[Dataset records]
—————
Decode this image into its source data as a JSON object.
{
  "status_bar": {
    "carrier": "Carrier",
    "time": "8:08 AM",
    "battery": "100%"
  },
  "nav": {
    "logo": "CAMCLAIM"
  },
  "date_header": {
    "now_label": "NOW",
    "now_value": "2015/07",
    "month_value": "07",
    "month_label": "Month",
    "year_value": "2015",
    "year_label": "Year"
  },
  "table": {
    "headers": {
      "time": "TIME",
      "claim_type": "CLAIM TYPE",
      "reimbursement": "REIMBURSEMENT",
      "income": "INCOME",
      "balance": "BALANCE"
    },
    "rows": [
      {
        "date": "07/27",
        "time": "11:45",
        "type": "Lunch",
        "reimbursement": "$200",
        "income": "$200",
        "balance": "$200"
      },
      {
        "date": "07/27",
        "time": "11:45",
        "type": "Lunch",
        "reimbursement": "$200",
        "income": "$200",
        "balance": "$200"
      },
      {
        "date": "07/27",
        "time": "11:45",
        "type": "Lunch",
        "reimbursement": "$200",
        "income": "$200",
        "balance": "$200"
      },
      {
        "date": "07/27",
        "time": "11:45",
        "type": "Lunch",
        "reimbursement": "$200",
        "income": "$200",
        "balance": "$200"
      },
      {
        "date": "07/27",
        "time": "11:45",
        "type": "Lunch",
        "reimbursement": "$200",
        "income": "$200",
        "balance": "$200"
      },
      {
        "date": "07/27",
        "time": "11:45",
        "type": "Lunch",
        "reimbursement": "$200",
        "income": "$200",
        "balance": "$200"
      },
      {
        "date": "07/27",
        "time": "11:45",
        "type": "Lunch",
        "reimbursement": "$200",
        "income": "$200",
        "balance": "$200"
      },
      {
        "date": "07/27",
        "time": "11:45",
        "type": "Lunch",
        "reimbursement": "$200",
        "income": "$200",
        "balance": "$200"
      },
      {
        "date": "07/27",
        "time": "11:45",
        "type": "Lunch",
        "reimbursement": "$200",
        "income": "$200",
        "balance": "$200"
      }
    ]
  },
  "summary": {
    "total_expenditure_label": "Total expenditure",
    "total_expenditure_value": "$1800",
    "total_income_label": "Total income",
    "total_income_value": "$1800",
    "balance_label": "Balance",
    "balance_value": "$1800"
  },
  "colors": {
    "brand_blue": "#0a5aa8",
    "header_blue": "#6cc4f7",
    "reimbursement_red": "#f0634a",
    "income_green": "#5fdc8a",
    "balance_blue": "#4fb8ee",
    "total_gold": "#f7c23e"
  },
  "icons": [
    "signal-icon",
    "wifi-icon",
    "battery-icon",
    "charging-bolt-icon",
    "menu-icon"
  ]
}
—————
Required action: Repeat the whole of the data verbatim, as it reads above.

Expected answer:
Decode this image into its source data as a JSON object.
{
  "status_bar": {
    "carrier": "Carrier",
    "time": "8:08 AM",
    "battery": "100%"
  },
  "nav": {
    "logo": "CAMCLAIM"
  },
  "date_header": {
    "now_label": "NOW",
    "now_value": "2015/07",
    "month_value": "07",
    "month_label": "Month",
    "year_value": "2015",
    "year_label": "Year"
  },
  "table": {
    "headers": {
      "time": "TIME",
      "claim_type": "CLAIM TYPE",
      "reimbursement": "REIMBURSEMENT",
      "income": "INCOME",
      "balance": "BALANCE"
    },
    "rows": [
      {
        "date": "07/27",
        "time": "11:45",
        "type": "Lunch",
        "reimbursement": "$200",
        "income": "$200",
        "balance": "$200"
      },
      {
        "date": "07/27",
        "time": "11:45",
        "type": "Lunch",
        "reimbursement": "$200",
        "income": "$200",
        "balance": "$200"
      },
      {
        "date": "07/27",
        "time": "11:45",
        "type": "Lunch",
        "reimbursement": "$200",
        "income": "$200",
        "balance": "$200"
      },
      {
        "date": "07/27",
        "time": "11:45",
        "type": "Lunch",
        "reimbursement": "$200",
        "income": "$200",
        "balance": "$200"
      },
      {
        "date": "07/27",
        "time": "11:45",
        "type": "Lunch",
        "reimbursement": "$200",
        "income": "$200",
        "balance": "$200"
      },
      {
        "date": "07/27",
        "time": "11:45",
        "type": "Lunch",
        "reimbursement": "$200",
        "income": "$200",
        "balance": "$200"
      },
      {
        "date": "07/27",
        "time": "11:45",
        "type": "Lunch",
        "reimbursement": "$200",
        "income": "$200",
        "balance": "$200"
      },
      {
        "date": "07/27",
        "time": "11:45",
        "type": "Lunch",
        "reimbursement": "$200",
        "income": "$200",
        "balance": "$200"
      },
      {
        "date": "07/27",
        "time": "11:45",
        "type": "Lunch",
        "reimbursement": "$200",
        "income": "$200",
        "balance": "$200"
      }
    ]
  },
  "summary": {
    "total_expenditure_label": "Total expenditure",
    "total_expenditure_value": "$1800",
    "total_income_label": "Total income",
    "total_income_value": "$1800",
    "balance_label": "Balance",
    "balance_value": "$1800"
  },
  "colors": {
    "brand_blue": "#0a5aa8",
    "header_blue": "#6cc4f7",
    "reimbursement_red": "#f0634a",
    "income_green": "#5fdc8a",
    "balance_blue": "#4fb8ee",
    "total_gold": "#f7c23e"
  },
  "icons": [
    "signal-icon",
    "wifi-icon",
    "battery-icon",
    "charging-bolt-icon",
    "menu-icon"
  ]
}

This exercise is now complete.